● Task item
Report each line of the entries that includes "JSON" by copying it.

● Data shown
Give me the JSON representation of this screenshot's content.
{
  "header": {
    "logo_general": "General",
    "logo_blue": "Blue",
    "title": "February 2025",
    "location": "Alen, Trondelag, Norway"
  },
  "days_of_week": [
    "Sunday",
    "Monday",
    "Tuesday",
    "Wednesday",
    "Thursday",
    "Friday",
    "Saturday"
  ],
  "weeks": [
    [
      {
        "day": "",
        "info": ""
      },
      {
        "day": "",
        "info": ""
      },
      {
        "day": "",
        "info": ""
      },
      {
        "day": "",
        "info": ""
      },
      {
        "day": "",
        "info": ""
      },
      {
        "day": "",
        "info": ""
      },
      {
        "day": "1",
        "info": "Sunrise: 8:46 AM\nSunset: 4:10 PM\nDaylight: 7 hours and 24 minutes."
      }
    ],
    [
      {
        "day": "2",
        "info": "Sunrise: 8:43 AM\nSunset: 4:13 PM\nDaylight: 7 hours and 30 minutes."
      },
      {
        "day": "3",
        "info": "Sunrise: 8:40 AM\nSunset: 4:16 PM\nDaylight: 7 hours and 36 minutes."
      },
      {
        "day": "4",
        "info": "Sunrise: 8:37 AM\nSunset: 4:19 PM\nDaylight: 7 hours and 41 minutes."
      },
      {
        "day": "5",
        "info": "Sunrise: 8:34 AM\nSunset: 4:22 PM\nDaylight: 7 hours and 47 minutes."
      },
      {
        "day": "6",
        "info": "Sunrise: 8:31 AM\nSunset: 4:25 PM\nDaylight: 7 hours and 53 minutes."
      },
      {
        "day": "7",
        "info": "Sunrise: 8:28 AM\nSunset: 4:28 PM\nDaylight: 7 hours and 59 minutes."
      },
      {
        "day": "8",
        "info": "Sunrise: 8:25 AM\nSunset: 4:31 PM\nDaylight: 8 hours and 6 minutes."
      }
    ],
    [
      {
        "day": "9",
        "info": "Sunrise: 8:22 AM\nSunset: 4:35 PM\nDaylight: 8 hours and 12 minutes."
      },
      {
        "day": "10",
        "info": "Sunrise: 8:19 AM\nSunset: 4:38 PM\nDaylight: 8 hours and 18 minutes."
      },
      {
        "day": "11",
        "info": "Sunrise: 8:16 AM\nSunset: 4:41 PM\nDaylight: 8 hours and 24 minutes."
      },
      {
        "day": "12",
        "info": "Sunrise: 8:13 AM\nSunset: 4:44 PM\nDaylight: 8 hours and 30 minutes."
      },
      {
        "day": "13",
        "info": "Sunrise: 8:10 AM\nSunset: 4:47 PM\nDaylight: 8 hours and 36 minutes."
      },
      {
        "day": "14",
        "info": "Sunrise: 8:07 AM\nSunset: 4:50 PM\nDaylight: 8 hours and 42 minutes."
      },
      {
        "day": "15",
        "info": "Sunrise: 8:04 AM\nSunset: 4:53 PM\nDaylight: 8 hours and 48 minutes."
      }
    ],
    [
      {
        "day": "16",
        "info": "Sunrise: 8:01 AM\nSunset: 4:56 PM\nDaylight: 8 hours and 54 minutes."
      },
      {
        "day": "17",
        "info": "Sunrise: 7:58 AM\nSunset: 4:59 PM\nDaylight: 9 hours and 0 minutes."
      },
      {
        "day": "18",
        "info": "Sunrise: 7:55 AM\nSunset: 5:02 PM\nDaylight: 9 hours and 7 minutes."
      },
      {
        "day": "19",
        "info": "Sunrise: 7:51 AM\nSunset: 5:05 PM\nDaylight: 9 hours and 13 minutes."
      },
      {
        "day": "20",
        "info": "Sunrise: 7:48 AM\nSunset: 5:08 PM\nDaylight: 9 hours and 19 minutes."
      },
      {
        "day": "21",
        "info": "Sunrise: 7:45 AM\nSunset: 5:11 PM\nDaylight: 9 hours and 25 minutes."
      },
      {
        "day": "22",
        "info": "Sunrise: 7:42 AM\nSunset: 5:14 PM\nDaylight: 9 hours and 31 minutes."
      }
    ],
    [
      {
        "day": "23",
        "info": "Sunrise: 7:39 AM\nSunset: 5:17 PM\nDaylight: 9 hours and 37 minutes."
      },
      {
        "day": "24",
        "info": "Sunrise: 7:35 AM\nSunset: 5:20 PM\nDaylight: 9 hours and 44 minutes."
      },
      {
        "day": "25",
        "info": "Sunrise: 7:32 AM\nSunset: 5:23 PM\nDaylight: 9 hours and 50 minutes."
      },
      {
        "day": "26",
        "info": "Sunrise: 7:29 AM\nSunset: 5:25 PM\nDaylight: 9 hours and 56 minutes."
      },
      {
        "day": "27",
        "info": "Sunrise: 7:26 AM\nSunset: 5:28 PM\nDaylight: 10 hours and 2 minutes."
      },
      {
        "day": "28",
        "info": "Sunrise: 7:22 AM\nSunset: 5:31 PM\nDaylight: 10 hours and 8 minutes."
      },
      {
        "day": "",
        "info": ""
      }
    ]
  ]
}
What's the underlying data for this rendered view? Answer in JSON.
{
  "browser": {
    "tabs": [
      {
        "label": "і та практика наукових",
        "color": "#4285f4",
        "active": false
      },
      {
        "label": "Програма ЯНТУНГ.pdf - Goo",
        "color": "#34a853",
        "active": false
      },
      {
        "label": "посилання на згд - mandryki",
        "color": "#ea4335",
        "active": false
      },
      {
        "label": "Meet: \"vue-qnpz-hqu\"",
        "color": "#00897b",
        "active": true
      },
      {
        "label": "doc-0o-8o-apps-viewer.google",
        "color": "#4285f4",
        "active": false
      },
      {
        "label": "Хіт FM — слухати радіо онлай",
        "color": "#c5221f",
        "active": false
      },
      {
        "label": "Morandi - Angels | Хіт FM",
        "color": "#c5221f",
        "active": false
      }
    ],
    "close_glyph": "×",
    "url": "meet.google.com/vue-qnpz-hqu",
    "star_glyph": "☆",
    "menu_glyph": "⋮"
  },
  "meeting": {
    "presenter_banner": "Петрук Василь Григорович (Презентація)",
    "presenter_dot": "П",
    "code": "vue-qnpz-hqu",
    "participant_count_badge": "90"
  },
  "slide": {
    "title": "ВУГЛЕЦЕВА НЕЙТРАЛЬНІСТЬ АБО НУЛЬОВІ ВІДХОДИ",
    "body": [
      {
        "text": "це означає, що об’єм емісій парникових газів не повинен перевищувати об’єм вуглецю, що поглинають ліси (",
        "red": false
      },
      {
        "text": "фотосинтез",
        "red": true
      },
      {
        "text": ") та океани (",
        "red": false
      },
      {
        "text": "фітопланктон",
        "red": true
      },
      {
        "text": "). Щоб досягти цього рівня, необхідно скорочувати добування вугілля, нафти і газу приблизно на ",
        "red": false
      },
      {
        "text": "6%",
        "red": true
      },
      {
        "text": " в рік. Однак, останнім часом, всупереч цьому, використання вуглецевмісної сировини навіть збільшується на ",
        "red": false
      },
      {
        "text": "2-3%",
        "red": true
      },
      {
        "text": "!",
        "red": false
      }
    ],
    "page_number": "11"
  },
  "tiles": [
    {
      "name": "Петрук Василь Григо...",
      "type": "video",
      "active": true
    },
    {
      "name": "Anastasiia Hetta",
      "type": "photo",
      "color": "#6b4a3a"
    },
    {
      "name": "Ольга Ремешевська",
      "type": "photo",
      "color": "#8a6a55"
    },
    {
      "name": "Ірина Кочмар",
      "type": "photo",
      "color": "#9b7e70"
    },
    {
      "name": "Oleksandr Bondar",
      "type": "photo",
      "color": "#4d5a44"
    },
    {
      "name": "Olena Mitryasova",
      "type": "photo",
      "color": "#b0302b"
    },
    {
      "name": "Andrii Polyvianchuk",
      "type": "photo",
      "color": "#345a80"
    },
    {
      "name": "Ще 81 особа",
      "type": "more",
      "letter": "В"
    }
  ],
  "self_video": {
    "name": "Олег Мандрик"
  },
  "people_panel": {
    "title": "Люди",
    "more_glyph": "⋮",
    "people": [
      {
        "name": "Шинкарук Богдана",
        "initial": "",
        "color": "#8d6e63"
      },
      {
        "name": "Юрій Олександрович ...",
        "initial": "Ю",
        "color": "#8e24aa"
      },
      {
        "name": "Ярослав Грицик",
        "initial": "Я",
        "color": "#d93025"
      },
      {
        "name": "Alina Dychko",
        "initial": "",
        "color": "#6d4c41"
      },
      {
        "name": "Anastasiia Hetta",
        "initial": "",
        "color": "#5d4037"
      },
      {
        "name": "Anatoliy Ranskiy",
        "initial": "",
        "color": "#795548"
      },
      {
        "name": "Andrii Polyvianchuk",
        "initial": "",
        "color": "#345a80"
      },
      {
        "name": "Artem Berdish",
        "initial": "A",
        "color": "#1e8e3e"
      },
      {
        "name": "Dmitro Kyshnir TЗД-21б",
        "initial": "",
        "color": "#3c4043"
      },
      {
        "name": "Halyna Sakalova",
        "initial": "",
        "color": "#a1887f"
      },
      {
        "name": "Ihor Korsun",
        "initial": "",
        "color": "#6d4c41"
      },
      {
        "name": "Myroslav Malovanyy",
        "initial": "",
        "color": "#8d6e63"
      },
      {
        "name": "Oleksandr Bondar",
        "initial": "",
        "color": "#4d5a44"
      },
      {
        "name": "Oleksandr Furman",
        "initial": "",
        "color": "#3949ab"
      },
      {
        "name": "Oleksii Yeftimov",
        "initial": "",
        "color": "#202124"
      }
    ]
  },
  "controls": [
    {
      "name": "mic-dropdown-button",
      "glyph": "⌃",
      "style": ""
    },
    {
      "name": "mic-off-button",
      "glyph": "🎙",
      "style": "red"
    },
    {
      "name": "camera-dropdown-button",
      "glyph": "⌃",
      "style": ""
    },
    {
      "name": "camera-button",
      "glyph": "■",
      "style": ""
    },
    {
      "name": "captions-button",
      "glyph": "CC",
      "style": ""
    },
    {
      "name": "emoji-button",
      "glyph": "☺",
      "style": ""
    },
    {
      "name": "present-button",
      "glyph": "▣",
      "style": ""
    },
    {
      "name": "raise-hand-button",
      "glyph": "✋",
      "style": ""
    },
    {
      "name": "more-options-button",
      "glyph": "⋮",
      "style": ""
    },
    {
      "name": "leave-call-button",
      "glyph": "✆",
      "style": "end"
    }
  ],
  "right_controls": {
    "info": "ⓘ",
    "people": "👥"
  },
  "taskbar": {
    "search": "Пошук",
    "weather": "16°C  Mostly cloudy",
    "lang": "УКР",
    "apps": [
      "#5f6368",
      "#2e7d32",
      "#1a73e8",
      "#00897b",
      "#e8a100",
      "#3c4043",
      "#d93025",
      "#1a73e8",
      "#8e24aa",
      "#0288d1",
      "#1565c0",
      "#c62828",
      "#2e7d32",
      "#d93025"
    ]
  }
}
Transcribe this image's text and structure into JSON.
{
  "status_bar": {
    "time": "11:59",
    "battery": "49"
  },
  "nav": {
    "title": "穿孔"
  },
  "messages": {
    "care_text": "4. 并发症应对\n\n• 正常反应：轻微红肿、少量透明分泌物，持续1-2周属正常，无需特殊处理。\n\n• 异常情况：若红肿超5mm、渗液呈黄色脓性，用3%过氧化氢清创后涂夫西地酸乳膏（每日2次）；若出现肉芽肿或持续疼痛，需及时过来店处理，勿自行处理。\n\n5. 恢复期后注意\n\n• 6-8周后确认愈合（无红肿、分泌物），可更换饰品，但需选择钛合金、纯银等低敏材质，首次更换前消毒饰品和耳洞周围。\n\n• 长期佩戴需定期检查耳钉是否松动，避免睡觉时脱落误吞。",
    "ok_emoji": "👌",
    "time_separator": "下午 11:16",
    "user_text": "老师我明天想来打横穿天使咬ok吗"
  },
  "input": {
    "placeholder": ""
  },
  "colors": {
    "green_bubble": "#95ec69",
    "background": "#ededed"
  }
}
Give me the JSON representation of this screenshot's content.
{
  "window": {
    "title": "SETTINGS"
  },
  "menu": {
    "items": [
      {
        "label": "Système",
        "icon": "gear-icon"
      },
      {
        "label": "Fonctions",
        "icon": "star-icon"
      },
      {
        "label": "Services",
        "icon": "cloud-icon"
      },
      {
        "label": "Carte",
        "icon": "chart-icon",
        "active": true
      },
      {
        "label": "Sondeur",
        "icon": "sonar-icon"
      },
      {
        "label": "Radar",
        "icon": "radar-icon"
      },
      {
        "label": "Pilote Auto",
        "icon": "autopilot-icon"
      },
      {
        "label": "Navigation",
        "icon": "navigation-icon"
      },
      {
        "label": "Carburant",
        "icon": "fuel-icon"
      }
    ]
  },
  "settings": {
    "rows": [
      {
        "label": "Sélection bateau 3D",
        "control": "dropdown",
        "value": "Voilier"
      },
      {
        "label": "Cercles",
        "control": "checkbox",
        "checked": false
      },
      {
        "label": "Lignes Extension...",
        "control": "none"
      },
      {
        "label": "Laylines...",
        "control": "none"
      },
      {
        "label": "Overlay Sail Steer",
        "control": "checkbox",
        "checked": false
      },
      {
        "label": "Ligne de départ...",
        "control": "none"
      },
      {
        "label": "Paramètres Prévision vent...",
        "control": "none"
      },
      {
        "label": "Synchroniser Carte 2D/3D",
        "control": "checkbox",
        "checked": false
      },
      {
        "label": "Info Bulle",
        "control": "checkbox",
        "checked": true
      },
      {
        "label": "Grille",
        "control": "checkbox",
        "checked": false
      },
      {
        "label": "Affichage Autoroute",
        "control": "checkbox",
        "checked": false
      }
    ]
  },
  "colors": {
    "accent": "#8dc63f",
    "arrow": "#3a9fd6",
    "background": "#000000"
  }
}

● Written answer
Give me the JSON representation of this screenshot's content.
What's the underlying data for this rendered view? Answer in JSON.
Transcribe this image's text and structure into JSON.
Give me the JSON representation of this screenshot's content.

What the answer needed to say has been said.